» **Exercise directions**
List each line of the data in which the string "Pocket" appears.
[Data supplied — start]
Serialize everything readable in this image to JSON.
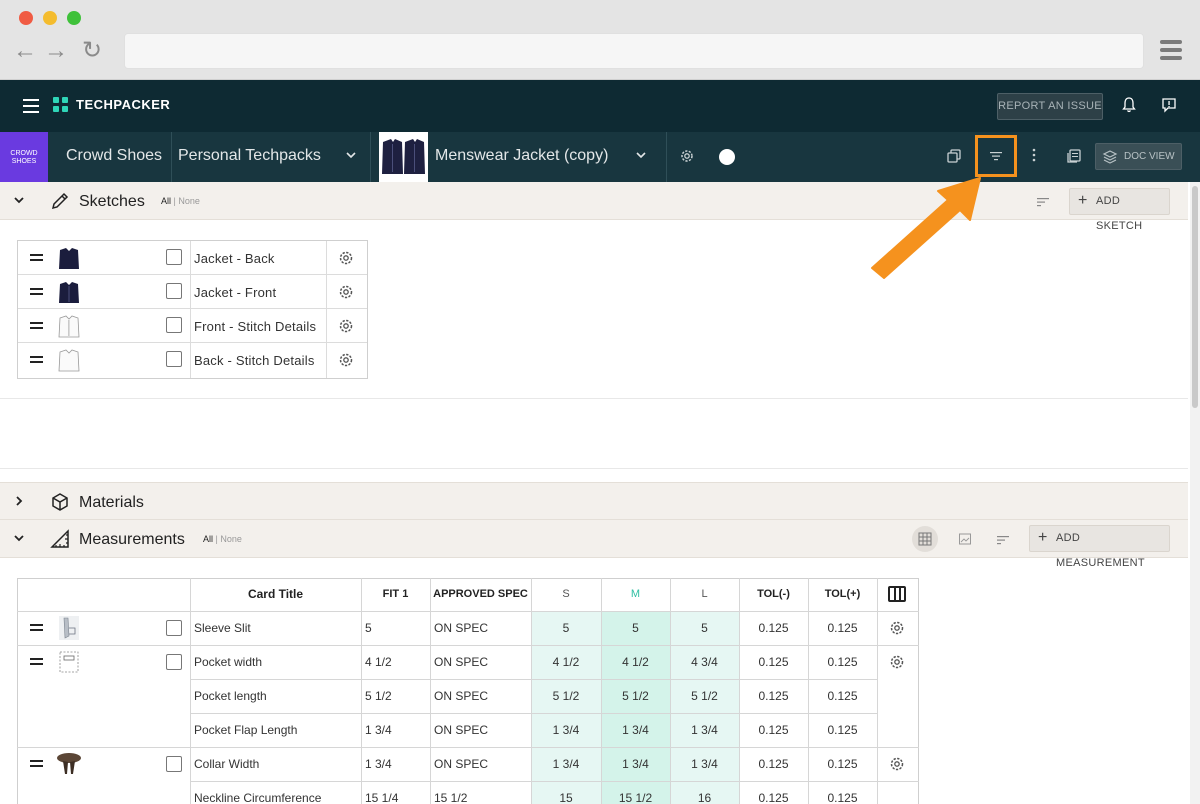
{
  "app": {
    "brand": "TECHPACKER",
    "report_issue": "REPORT AN ISSUE",
    "brand_tile": "CROWD SHOES"
  },
  "breadcrumb": {
    "brand": "Crowd Shoes",
    "folder": "Personal Techpacks",
    "techpack": "Menswear Jacket (copy)"
  },
  "toolbar": {
    "doc_view": "DOC VIEW"
  },
  "sketches": {
    "title": "Sketches",
    "all": "All",
    "sep": "|",
    "none": "None",
    "add_button": "ADD SKETCH",
    "items": [
      {
        "label": "Jacket - Back",
        "thumb": "jacket-back"
      },
      {
        "label": "Jacket - Front",
        "thumb": "jacket-front"
      },
      {
        "label": "Front - Stitch Details",
        "thumb": "stitch-front"
      },
      {
        "label": "Back - Stitch Details",
        "thumb": "stitch-back"
      }
    ]
  },
  "materials": {
    "title": "Materials"
  },
  "measurements": {
    "title": "Measurements",
    "all": "All",
    "sep": "|",
    "none": "None",
    "add_button": "ADD MEASUREMENT",
    "columns": [
      "Card Title",
      "FIT 1",
      "APPROVED SPEC",
      "S",
      "M",
      "L",
      "TOL(-)",
      "TOL(+)"
    ],
    "rows": [
      {
        "title": "Sleeve Slit",
        "fit": "5",
        "spec": "ON SPEC",
        "s": "5",
        "m": "5",
        "l": "5",
        "tol_minus": "0.125",
        "tol_plus": "0.125"
      },
      {
        "title": "Pocket width",
        "fit": "4 1/2",
        "spec": "ON SPEC",
        "s": "4 1/2",
        "m": "4 1/2",
        "l": "4 3/4",
        "tol_minus": "0.125",
        "tol_plus": "0.125"
      },
      {
        "title": "Pocket length",
        "fit": "5 1/2",
        "spec": "ON SPEC",
        "s": "5 1/2",
        "m": "5 1/2",
        "l": "5 1/2",
        "tol_minus": "0.125",
        "tol_plus": "0.125"
      },
      {
        "title": "Pocket Flap Length",
        "fit": "1 3/4",
        "spec": "ON SPEC",
        "s": "1 3/4",
        "m": "1 3/4",
        "l": "1 3/4",
        "tol_minus": "0.125",
        "tol_plus": "0.125"
      },
      {
        "title": "Collar Width",
        "fit": "1 3/4",
        "spec": "ON SPEC",
        "s": "1 3/4",
        "m": "1 3/4",
        "l": "1 3/4",
        "tol_minus": "0.125",
        "tol_plus": "0.125"
      },
      {
        "title": "Neckline Circumference",
        "fit": "15 1/4",
        "spec": "15 1/2",
        "s": "15",
        "m": "15 1/2",
        "l": "16",
        "tol_minus": "0.125",
        "tol_plus": "0.125"
      }
    ]
  },
  "colors": {
    "appbar": "#0e2a33",
    "crumbbar": "#18363f",
    "accent_highlight": "#f5921e",
    "teal": "#2fd6b8",
    "size_tint": "#e6f7f3",
    "brand_tile": "#6a3ae0"
  }
}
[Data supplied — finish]
» **Task response**
        "title": "Pocket width",
        "title": "Pocket length",
        "title": "Pocket Flap Length",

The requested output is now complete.